The first time I lost a friend to suicide, I was confused. I was 15 and we were in a play together. He was the lead actor, and though I was not his leading lady, we spent a lot of time backstage together, talking, playing cards, and flirting. I had no idea anything was wrong. Our performances were scheduled for Tuesday and Thursday. He shot himself on Wednesday.
No matter how many times I replayed the previous days and months in my mind, I could not make sense of it. He was tall, strong, blonde, and handsome. He played on the football team. Girls hung all over him. He was the lead in the school play. I couldn’t imagine what could have driven him to end a life that seemed so perfect.
It wasn’t until I experienced my own suicidal thoughts that I understood the complexity of suicidal ideation. It can occur even in those who seem to have it all. Looks can be deceiving, and depression can be crippling, convincing you that you have nothing to live for.
After the birth of my second child, I developed severe postpartum depression. I had two babies under the age of 2, both of whom cried all the time and needed me constantly. I felt crushing guilt from not being able to do enough to meet their never-ending needs, and the lack of sleep and changing hormones kept me balancing precariously on the edge of a breakdown.

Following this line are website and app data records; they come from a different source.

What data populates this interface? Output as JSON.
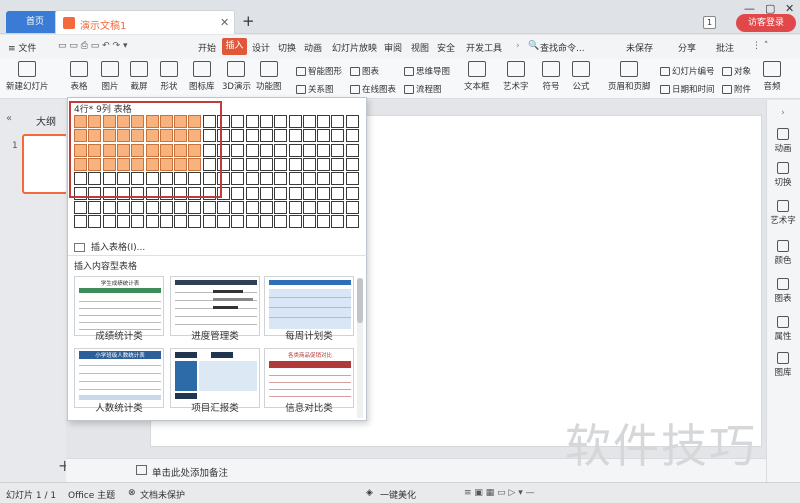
{
  "titlebar": {
    "home_tab": "首页",
    "doc_tab": "演示文稿1",
    "new_tab": "+",
    "badge": "1",
    "guest": "访客登录"
  },
  "menubar": {
    "file": "≡ 文件",
    "items": [
      "开始",
      "插入",
      "设计",
      "切换",
      "动画",
      "幻灯片放映",
      "审阅",
      "视图",
      "安全",
      "开发工具"
    ],
    "search": "查找命令...",
    "unsaved": "未保存",
    "share": "分享",
    "comment": "批注"
  },
  "ribbon": {
    "new_slide": "新建幻灯片",
    "table": "表格",
    "picture": "图片",
    "screenshot": "截屏",
    "shape": "形状",
    "icon_lib": "图标库",
    "3d": "3D演示",
    "func": "功能图",
    "smart_graphic": "智能图形",
    "chart": "图表",
    "relation": "关系图",
    "online_chart": "在线图表",
    "mindmap": "思维导图",
    "flowchart": "流程图",
    "textbox": "文本框",
    "wordart": "艺术字",
    "symbol": "符号",
    "formula": "公式",
    "header_footer": "页眉和页脚",
    "slide_number": "幻灯片编号",
    "datetime": "日期和时间",
    "object": "对象",
    "attachment": "附件",
    "audio": "音频"
  },
  "dropdown": {
    "grid_label": "4行* 9列 表格",
    "grid_rows_selected": 4,
    "grid_cols_selected": 9,
    "insert_table": "插入表格(I)...",
    "content_title": "插入内容型表格",
    "cards": [
      {
        "label": "成绩统计类",
        "title": "学生成绩统计表"
      },
      {
        "label": "进度管理类",
        "title": ""
      },
      {
        "label": "每周计划类",
        "title": ""
      },
      {
        "label": "人数统计类",
        "title": "小学班级人数统计表"
      },
      {
        "label": "项目汇报类",
        "title": ""
      },
      {
        "label": "信息对比类",
        "title": "各类商品促销对比"
      }
    ]
  },
  "sidepanel": {
    "outline": "大纲",
    "slide_num": "1"
  },
  "right_panel": [
    "动画",
    "切换",
    "艺术字",
    "颜色",
    "图表",
    "属性",
    "图库"
  ],
  "notes": "单击此处添加备注",
  "status": {
    "slide": "幻灯片 1 / 1",
    "theme": "Office 主题",
    "protect": "文档未保护",
    "beautify": "一键美化"
  },
  "watermark": "软件技巧"
}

The breakdown finally happened one afternoon while I was in the basement trying, unsuccessfully, to play with my 2-year-old. He got mad because I wasn’t playing “right” (three sons later, I still haven’t mastered how to play with cars “right”). He threw himself on the floor and started screaming. Mid-shriek, he sat up, grabbed a wooden block on the floor next to him, and threw it at his baby brother. Any thread of sanity I was still holding onto disappeared. I snatched the block, and without thinking, threw it back at my son. I watched in horror as it hit him in the head.

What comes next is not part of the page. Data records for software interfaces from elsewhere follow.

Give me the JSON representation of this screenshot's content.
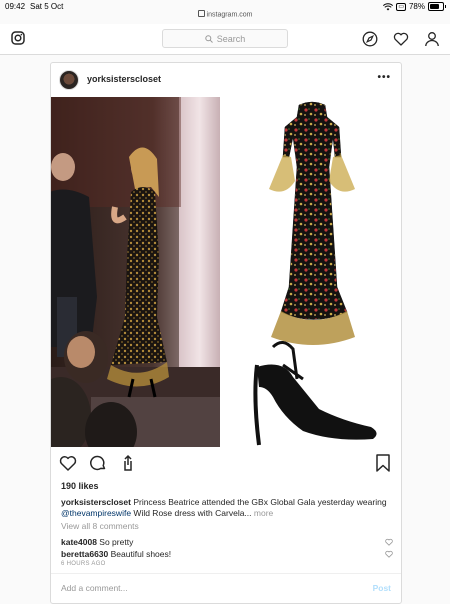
{
  "status": {
    "time": "09:42",
    "date": "Sat 5 Oct",
    "url": "instagram.com",
    "battery_pct": "78%",
    "battery_level": 0.78
  },
  "nav": {
    "search_placeholder": "Search"
  },
  "post": {
    "username": "yorksisterscloset",
    "likes": "190 likes",
    "caption": {
      "username": "yorksisterscloset",
      "text1": "Princess Beatrice attended the GBx Global Gala yesterday wearing",
      "mention": "@thevampireswife",
      "text2": "Wild Rose dress with Carvela...",
      "more": "more"
    },
    "view_all": "View all 8 comments",
    "comments": [
      {
        "user": "kate4008",
        "text": "So pretty"
      },
      {
        "user": "beretta6630",
        "text": "Beautiful shoes!"
      }
    ],
    "timestamp": "6 HOURS AGO",
    "add_comment_placeholder": "Add a comment...",
    "post_label": "Post"
  },
  "colors": {
    "accent": "#3897f0",
    "post_disabled": "#b2dffc",
    "border": "#dbdbdb",
    "mention": "#003569"
  }
}
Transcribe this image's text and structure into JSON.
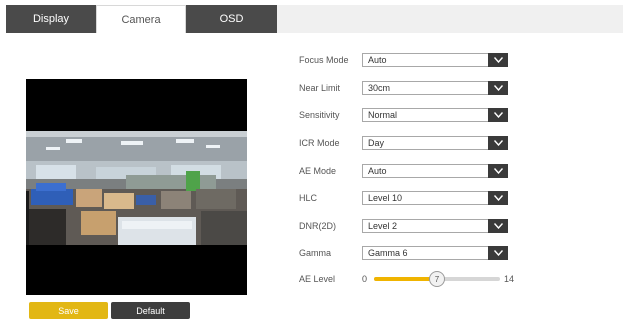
{
  "tabs": [
    {
      "label": "Display",
      "active": false
    },
    {
      "label": "Camera",
      "active": true
    },
    {
      "label": "OSD",
      "active": false
    }
  ],
  "settings": [
    {
      "label": "Focus Mode",
      "value": "Auto"
    },
    {
      "label": "Near Limit",
      "value": "30cm"
    },
    {
      "label": "Sensitivity",
      "value": "Normal"
    },
    {
      "label": "ICR Mode",
      "value": "Day"
    },
    {
      "label": "AE Mode",
      "value": "Auto"
    },
    {
      "label": "HLC",
      "value": "Level 10"
    },
    {
      "label": "DNR(2D)",
      "value": "Level 2"
    },
    {
      "label": "Gamma",
      "value": "Gamma 6"
    }
  ],
  "ae_level": {
    "label": "AE Level",
    "min": "0",
    "max": "14",
    "value": 7,
    "value_label": "7",
    "fraction": 0.5
  },
  "buttons": {
    "save": "Save",
    "default": "Default"
  },
  "colors": {
    "accent": "#f0b400",
    "dark": "#3d3d3d",
    "save": "#e2b714"
  },
  "icons": {
    "select_arrow": "chevron-down-icon"
  }
}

He erupted into sobs and the tension broke. I pulled my little boy to my chest and apologized over and over again while internally berating myself for being a horrible mother. I didn’t deserve this child. I didn’t deserve any children. I was the worst mom ever born. No other mother would ever have behaved as badly as I had—rinse and repeat.
That night, as I lay in bed, I considered killing myself for the first time, and I continued to think about it off and on again for close to a year. I was sure my children would be better off without me.

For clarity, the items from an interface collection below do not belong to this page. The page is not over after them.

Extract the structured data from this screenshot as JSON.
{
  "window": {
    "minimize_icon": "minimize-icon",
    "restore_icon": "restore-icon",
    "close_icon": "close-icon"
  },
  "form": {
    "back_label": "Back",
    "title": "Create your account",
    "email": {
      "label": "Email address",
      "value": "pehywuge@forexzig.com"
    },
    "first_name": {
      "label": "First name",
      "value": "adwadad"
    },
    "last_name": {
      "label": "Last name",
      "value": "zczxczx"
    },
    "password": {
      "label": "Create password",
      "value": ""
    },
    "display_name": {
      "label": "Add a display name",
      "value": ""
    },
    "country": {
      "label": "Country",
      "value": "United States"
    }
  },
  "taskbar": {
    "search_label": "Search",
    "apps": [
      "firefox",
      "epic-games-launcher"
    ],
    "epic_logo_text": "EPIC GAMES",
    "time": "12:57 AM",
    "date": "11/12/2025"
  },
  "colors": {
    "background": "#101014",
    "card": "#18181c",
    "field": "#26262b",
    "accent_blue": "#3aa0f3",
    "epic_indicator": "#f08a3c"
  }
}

Something stopped me from acting on these thoughts though—something that hovered like a shadow in the back of my subconscious, just present enough to keep me alive. At the time I couldn’t put it into words, but in the years since, I’ve been able to pull the shadow out of my subconscious and into the light. I was willing to die to benefit my children, but I was also willing to live for them, even if it meant suffering with feelings of guilt and inadequacy.
Martin Luther King, Jr. once said, “No one really knows why they are alive until they know what they’d die for.” In my experience, that’s true.
I knew, deep in my soul, that while someone else might be able to care for my children, no one would ever love them the same way I did. So, as imperfect as I clearly was, I was willing to endure pain and depression to make sure my children knew they were loved.
It’s been more than a decade since that time, and I’m still not a perfect mother. I get grouchy and say regrettable things occasionally. I have the attention span of a gnat. I hate to cook, and my memory is virtually nonexistent. One of my children’s favorite pastimes is sitting around the dinner table making each other laugh with stories about my maternal failings. But each of my sons knows he is deeply loved, and that’s something.
My boys are now in, or approaching, their teenage years. I’m starting to see indications of the men they’re going to become. And I’ve been startled to discover that many of their best qualities are a direct result of the shortcomings I loathe so much in myself. I never have to ask them whether or not they have homework. They’re accustomed to me forgetting, so they’ve become responsible for it themselves. They all know how to prepare dinner for a family of six. And they have learned how to respectfully defend themselves when someone, like their mother, says something hurtful.
My children are thriving not just in spite of my flaws, but also, in part, because of them. And I’m grateful I’m here to witness that.
If you are currently considering suicide, please call the National Suicide Prevention Hotline: 1-800-273-TALK (8255).